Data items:
########

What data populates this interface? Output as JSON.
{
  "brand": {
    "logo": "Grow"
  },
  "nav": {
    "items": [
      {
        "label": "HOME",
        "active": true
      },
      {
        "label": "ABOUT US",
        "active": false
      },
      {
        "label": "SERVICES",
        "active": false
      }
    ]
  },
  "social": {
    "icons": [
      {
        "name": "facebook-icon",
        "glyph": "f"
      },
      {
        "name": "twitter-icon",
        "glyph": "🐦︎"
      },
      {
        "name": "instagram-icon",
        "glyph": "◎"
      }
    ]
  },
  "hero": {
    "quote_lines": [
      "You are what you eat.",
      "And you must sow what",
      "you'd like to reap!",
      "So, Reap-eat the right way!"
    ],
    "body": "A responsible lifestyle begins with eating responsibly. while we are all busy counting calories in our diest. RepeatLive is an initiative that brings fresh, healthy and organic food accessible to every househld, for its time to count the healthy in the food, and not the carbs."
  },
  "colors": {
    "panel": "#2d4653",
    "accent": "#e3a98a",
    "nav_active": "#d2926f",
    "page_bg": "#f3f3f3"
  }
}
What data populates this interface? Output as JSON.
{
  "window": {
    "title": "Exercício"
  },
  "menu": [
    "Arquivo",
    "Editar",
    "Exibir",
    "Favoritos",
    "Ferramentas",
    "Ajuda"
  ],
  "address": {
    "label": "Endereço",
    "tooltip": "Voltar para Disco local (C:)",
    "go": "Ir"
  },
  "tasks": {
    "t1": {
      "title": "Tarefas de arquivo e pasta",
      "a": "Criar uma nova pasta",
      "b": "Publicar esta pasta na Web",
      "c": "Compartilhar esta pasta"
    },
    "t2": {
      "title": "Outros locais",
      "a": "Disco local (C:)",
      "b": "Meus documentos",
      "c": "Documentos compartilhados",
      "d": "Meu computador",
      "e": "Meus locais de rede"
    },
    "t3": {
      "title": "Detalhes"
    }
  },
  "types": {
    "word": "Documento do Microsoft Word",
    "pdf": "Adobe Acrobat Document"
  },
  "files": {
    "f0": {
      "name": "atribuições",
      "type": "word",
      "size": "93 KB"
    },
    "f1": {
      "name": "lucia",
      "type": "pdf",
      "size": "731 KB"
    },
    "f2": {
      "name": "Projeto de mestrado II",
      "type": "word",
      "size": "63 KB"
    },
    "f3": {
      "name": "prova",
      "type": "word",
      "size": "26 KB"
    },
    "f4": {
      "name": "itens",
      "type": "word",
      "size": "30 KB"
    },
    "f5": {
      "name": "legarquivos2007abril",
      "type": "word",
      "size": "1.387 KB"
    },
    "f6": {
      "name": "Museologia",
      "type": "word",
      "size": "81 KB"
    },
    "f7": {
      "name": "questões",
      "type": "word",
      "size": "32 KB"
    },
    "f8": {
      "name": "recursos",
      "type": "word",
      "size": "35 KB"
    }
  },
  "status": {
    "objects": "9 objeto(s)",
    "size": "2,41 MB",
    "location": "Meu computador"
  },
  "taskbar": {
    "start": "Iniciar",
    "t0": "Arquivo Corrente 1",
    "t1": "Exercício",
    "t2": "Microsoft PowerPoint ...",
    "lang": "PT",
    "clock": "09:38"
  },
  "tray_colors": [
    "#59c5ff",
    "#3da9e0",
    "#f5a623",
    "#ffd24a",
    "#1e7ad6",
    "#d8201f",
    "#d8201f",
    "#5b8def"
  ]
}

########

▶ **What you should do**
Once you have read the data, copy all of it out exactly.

▶ **Problem solution**
What data populates this interface? Output as JSON.
{
  "brand": {
    "logo": "Grow"
  },
  "nav": {
    "items": [
      {
        "label": "HOME",
        "active": true
      },
      {
        "label": "ABOUT US",
        "active": false
      },
      {
        "label": "SERVICES",
        "active": false
      }
    ]
  },
  "social": {
    "icons": [
      {
        "name": "facebook-icon",
        "glyph": "f"
      },
      {
        "name": "twitter-icon",
        "glyph": "🐦︎"
      },
      {
        "name": "instagram-icon",
        "glyph": "◎"
      }
    ]
  },
  "hero": {
    "quote_lines": [
      "You are what you eat.",
      "And you must sow what",
      "you'd like to reap!",
      "So, Reap-eat the right way!"
    ],
    "body": "A responsible lifestyle begins with eating responsibly. while we are all busy counting calories in our diest. RepeatLive is an initiative that brings fresh, healthy and organic food accessible to every househld, for its time to count the healthy in the food, and not the carbs."
  },
  "colors": {
    "panel": "#2d4653",
    "accent": "#e3a98a",
    "nav_active": "#d2926f",
    "page_bg": "#f3f3f3"
  }
}
What data populates this interface? Output as JSON.
{
  "window": {
    "title": "Exercício"
  },
  "menu": [
    "Arquivo",
    "Editar",
    "Exibir",
    "Favoritos",
    "Ferramentas",
    "Ajuda"
  ],
  "address": {
    "label": "Endereço",
    "tooltip": "Voltar para Disco local (C:)",
    "go": "Ir"
  },
  "tasks": {
    "t1": {
      "title": "Tarefas de arquivo e pasta",
      "a": "Criar uma nova pasta",
      "b": "Publicar esta pasta na Web",
      "c": "Compartilhar esta pasta"
    },
    "t2": {
      "title": "Outros locais",
      "a": "Disco local (C:)",
      "b": "Meus documentos",
      "c": "Documentos compartilhados",
      "d": "Meu computador",
      "e": "Meus locais de rede"
    },
    "t3": {
      "title": "Detalhes"
    }
  },
  "types": {
    "word": "Documento do Microsoft Word",
    "pdf": "Adobe Acrobat Document"
  },
  "files": {
    "f0": {
      "name": "atribuições",
      "type": "word",
      "size": "93 KB"
    },
    "f1": {
      "name": "lucia",
      "type": "pdf",
      "size": "731 KB"
    },
    "f2": {
      "name": "Projeto de mestrado II",
      "type": "word",
      "size": "63 KB"
    },
    "f3": {
      "name": "prova",
      "type": "word",
      "size": "26 KB"
    },
    "f4": {
      "name": "itens",
      "type": "word",
      "size": "30 KB"
    },
    "f5": {
      "name": "legarquivos2007abril",
      "type": "word",
      "size": "1.387 KB"
    },
    "f6": {
      "name": "Museologia",
      "type": "word",
      "size": "81 KB"
    },
    "f7": {
      "name": "questões",
      "type": "word",
      "size": "32 KB"
    },
    "f8": {
      "name": "recursos",
      "type": "word",
      "size": "35 KB"
    }
  },
  "status": {
    "objects": "9 objeto(s)",
    "size": "2,41 MB",
    "location": "Meu computador"
  },
  "taskbar": {
    "start": "Iniciar",
    "t0": "Arquivo Corrente 1",
    "t1": "Exercício",
    "t2": "Microsoft PowerPoint ...",
    "lang": "PT",
    "clock": "09:38"
  },
  "tray_colors": [
    "#59c5ff",
    "#3da9e0",
    "#f5a623",
    "#ffd24a",
    "#1e7ad6",
    "#d8201f",
    "#d8201f",
    "#5b8def"
  ]
}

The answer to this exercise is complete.